→ Task directions
Copy every entry word for word. Skip the pictures.
────────────────────────────────────────
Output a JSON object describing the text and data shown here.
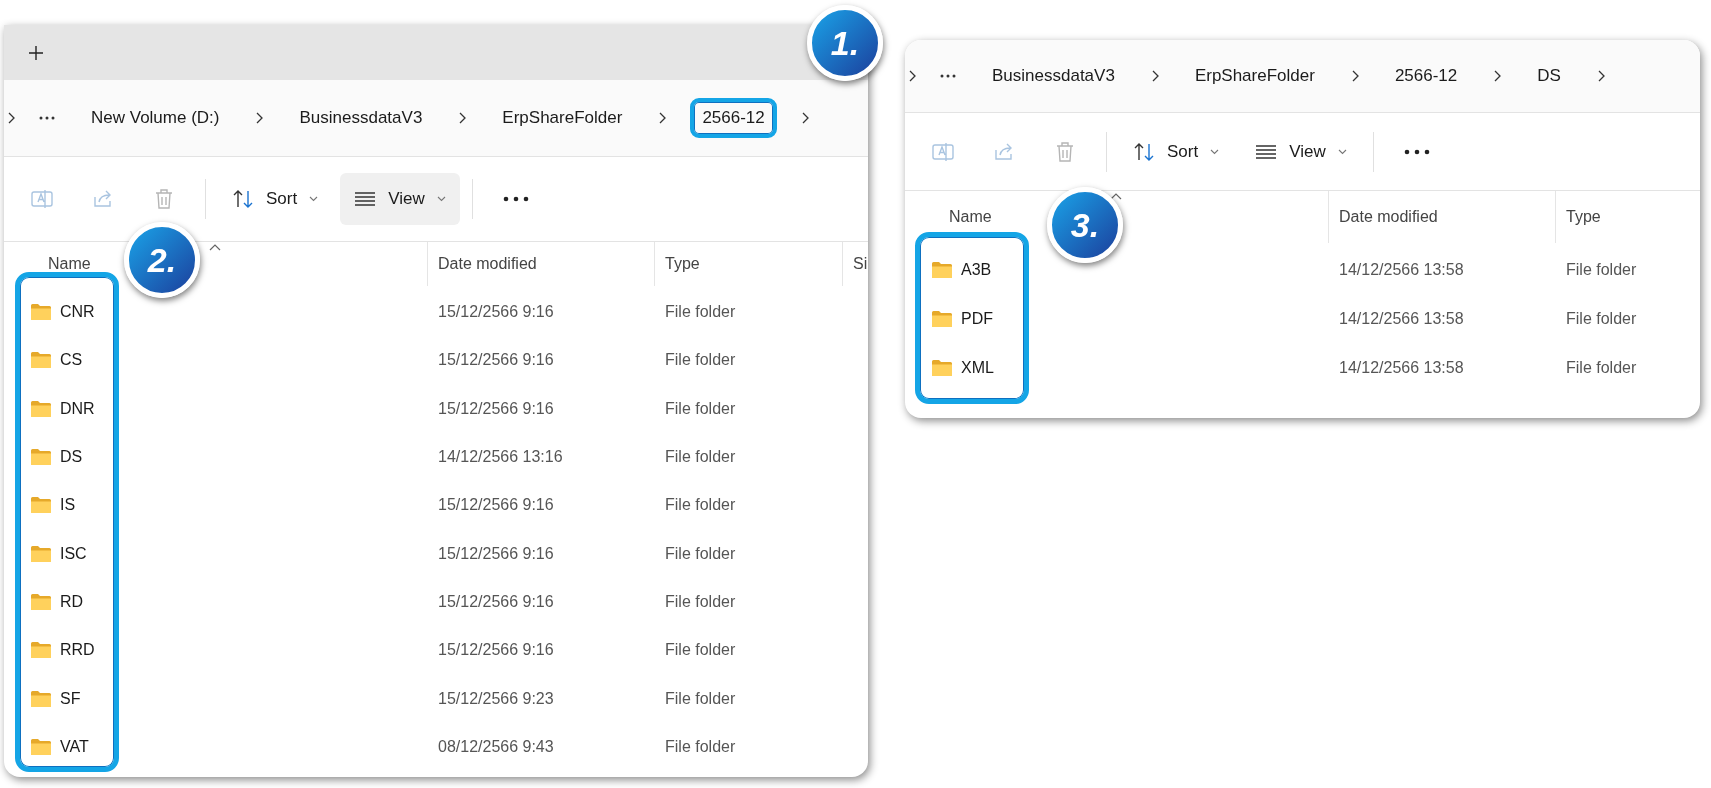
{
  "windows": [
    {
      "tab_strip": true,
      "breadcrumb": [
        {
          "label": "New Volume (D:)",
          "highlighted": false
        },
        {
          "label": "BusinessdataV3",
          "highlighted": false
        },
        {
          "label": "ErpShareFolder",
          "highlighted": false
        },
        {
          "label": "2566-12",
          "highlighted": true
        }
      ],
      "toolbar": {
        "sort": "Sort",
        "view": {
          "label": "View",
          "selected": true
        }
      },
      "columns": [
        "Name",
        "Date modified",
        "Type",
        "Si"
      ],
      "list_highlighted": true,
      "badges": [
        {
          "kind": "breadcrumb",
          "label": "1."
        },
        {
          "kind": "list",
          "label": "2."
        }
      ],
      "rows": [
        {
          "name": "CNR",
          "date": "15/12/2566 9:16",
          "type": "File folder"
        },
        {
          "name": "CS",
          "date": "15/12/2566 9:16",
          "type": "File folder"
        },
        {
          "name": "DNR",
          "date": "15/12/2566 9:16",
          "type": "File folder"
        },
        {
          "name": "DS",
          "date": "14/12/2566 13:16",
          "type": "File folder"
        },
        {
          "name": "IS",
          "date": "15/12/2566 9:16",
          "type": "File folder"
        },
        {
          "name": "ISC",
          "date": "15/12/2566 9:16",
          "type": "File folder"
        },
        {
          "name": "RD",
          "date": "15/12/2566 9:16",
          "type": "File folder"
        },
        {
          "name": "RRD",
          "date": "15/12/2566 9:16",
          "type": "File folder"
        },
        {
          "name": "SF",
          "date": "15/12/2566 9:23",
          "type": "File folder"
        },
        {
          "name": "VAT",
          "date": "08/12/2566 9:43",
          "type": "File folder"
        }
      ]
    },
    {
      "tab_strip": false,
      "breadcrumb": [
        {
          "label": "BusinessdataV3",
          "highlighted": false
        },
        {
          "label": "ErpShareFolder",
          "highlighted": false
        },
        {
          "label": "2566-12",
          "highlighted": false
        },
        {
          "label": "DS",
          "highlighted": false
        }
      ],
      "toolbar": {
        "sort": "Sort",
        "view": {
          "label": "View",
          "selected": false
        }
      },
      "columns": [
        "Name",
        "Date modified",
        "Type"
      ],
      "list_highlighted": true,
      "badges": [
        {
          "kind": "list",
          "label": "3."
        }
      ],
      "rows": [
        {
          "name": "A3B",
          "date": "14/12/2566 13:58",
          "type": "File folder"
        },
        {
          "name": "PDF",
          "date": "14/12/2566 13:58",
          "type": "File folder"
        },
        {
          "name": "XML",
          "date": "14/12/2566 13:58",
          "type": "File folder"
        }
      ]
    }
  ]
}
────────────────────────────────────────
→ Answer to this task
Output a JSON object describing the text and data shown here.
{
  "windows": [
    {
      "tab_strip": true,
      "breadcrumb": [
        {
          "label": "New Volume (D:)",
          "highlighted": false
        },
        {
          "label": "BusinessdataV3",
          "highlighted": false
        },
        {
          "label": "ErpShareFolder",
          "highlighted": false
        },
        {
          "label": "2566-12",
          "highlighted": true
        }
      ],
      "toolbar": {
        "sort": "Sort",
        "view": {
          "label": "View",
          "selected": true
        }
      },
      "columns": [
        "Name",
        "Date modified",
        "Type",
        "Si"
      ],
      "list_highlighted": true,
      "badges": [
        {
          "kind": "breadcrumb",
          "label": "1."
        },
        {
          "kind": "list",
          "label": "2."
        }
      ],
      "rows": [
        {
          "name": "CNR",
          "date": "15/12/2566 9:16",
          "type": "File folder"
        },
        {
          "name": "CS",
          "date": "15/12/2566 9:16",
          "type": "File folder"
        },
        {
          "name": "DNR",
          "date": "15/12/2566 9:16",
          "type": "File folder"
        },
        {
          "name": "DS",
          "date": "14/12/2566 13:16",
          "type": "File folder"
        },
        {
          "name": "IS",
          "date": "15/12/2566 9:16",
          "type": "File folder"
        },
        {
          "name": "ISC",
          "date": "15/12/2566 9:16",
          "type": "File folder"
        },
        {
          "name": "RD",
          "date": "15/12/2566 9:16",
          "type": "File folder"
        },
        {
          "name": "RRD",
          "date": "15/12/2566 9:16",
          "type": "File folder"
        },
        {
          "name": "SF",
          "date": "15/12/2566 9:23",
          "type": "File folder"
        },
        {
          "name": "VAT",
          "date": "08/12/2566 9:43",
          "type": "File folder"
        }
      ]
    },
    {
      "tab_strip": false,
      "breadcrumb": [
        {
          "label": "BusinessdataV3",
          "highlighted": false
        },
        {
          "label": "ErpShareFolder",
          "highlighted": false
        },
        {
          "label": "2566-12",
          "highlighted": false
        },
        {
          "label": "DS",
          "highlighted": false
        }
      ],
      "toolbar": {
        "sort": "Sort",
        "view": {
          "label": "View",
          "selected": false
        }
      },
      "columns": [
        "Name",
        "Date modified",
        "Type"
      ],
      "list_highlighted": true,
      "badges": [
        {
          "kind": "list",
          "label": "3."
        }
      ],
      "rows": [
        {
          "name": "A3B",
          "date": "14/12/2566 13:58",
          "type": "File folder"
        },
        {
          "name": "PDF",
          "date": "14/12/2566 13:58",
          "type": "File folder"
        },
        {
          "name": "XML",
          "date": "14/12/2566 13:58",
          "type": "File folder"
        }
      ]
    }
  ]
}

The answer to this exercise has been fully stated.